Hardwicke tries to rise above the bland teen romance genre with a few moments of bizarre camp, particularly in Valerie’s interactions with both creepy grandmothers. There’s another moment where Valerie is being used as bait for the wolf, and she’s forced to don a ridiculous iron wolf mask for no reason. As she sits there chained up, one of her friends shows up to deliver a hilariously venomous, spiteful speech about how everyone hates her and she deserves to be eaten by the werewolf, which comes out of nowhere and is never mentioned again. Unfortunately, all the film’s attempts to be cheesy, trashy fun never go anywhere, and it ultimately doesn’t stray far from the star-crossed lovers’ vibe that permeated the Twilight pentalogy.
I would say the most entertaining aspect of this film is the novelization released shortly before the movie. The producers were terrified it would spoil their killer plot twist, so the book was published without an ending. The last page instructs the reader to go to a website to read the last chapter, which presumably wasn’t made available until after the movie was released.

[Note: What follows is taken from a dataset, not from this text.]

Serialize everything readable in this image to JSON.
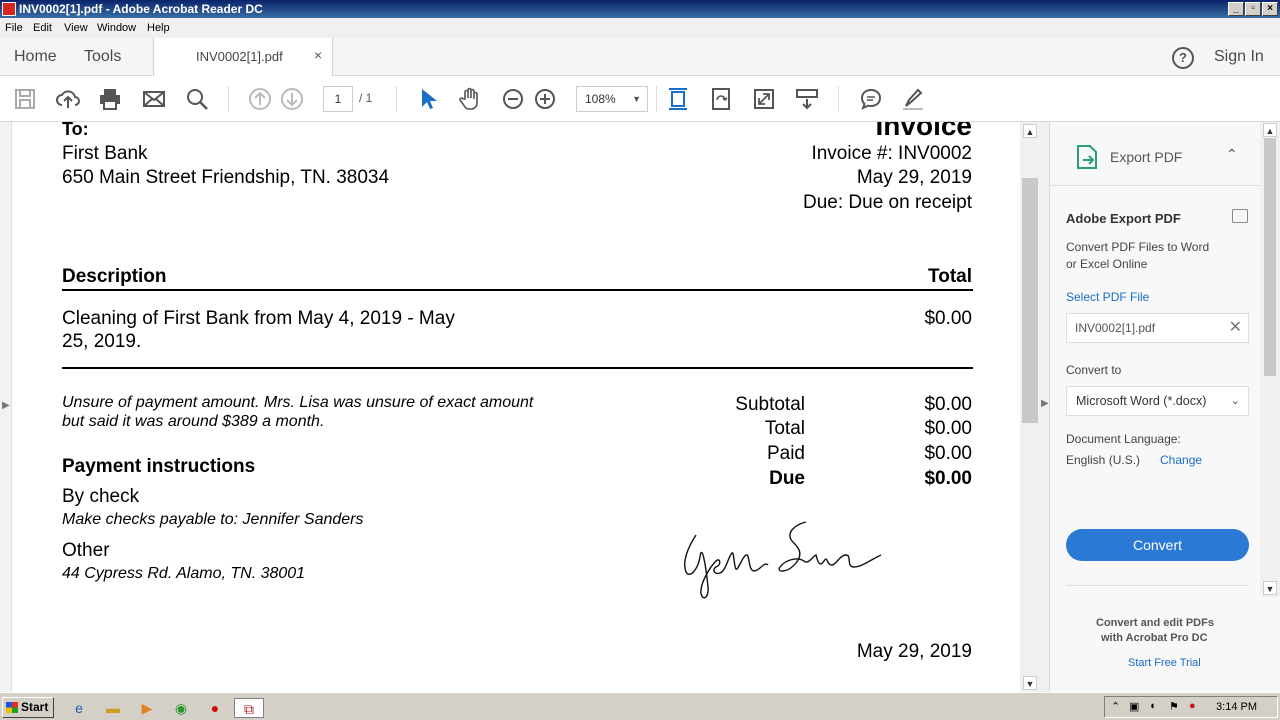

One would think there would be much, much better ways to handle this (why not come up with a different twist ending just for the book to really surprise people?), but mostly, it’s hard to believe they thought their target audience would care much about a story this lame being spoiled. And despite the secrecy, the movie failed to make much of an impression at the box office; maybe teenage girls only care about werewolves when sparkly emo vampires are also involved?
[—This review contains additional material by Dr. Winston O’Boogie.]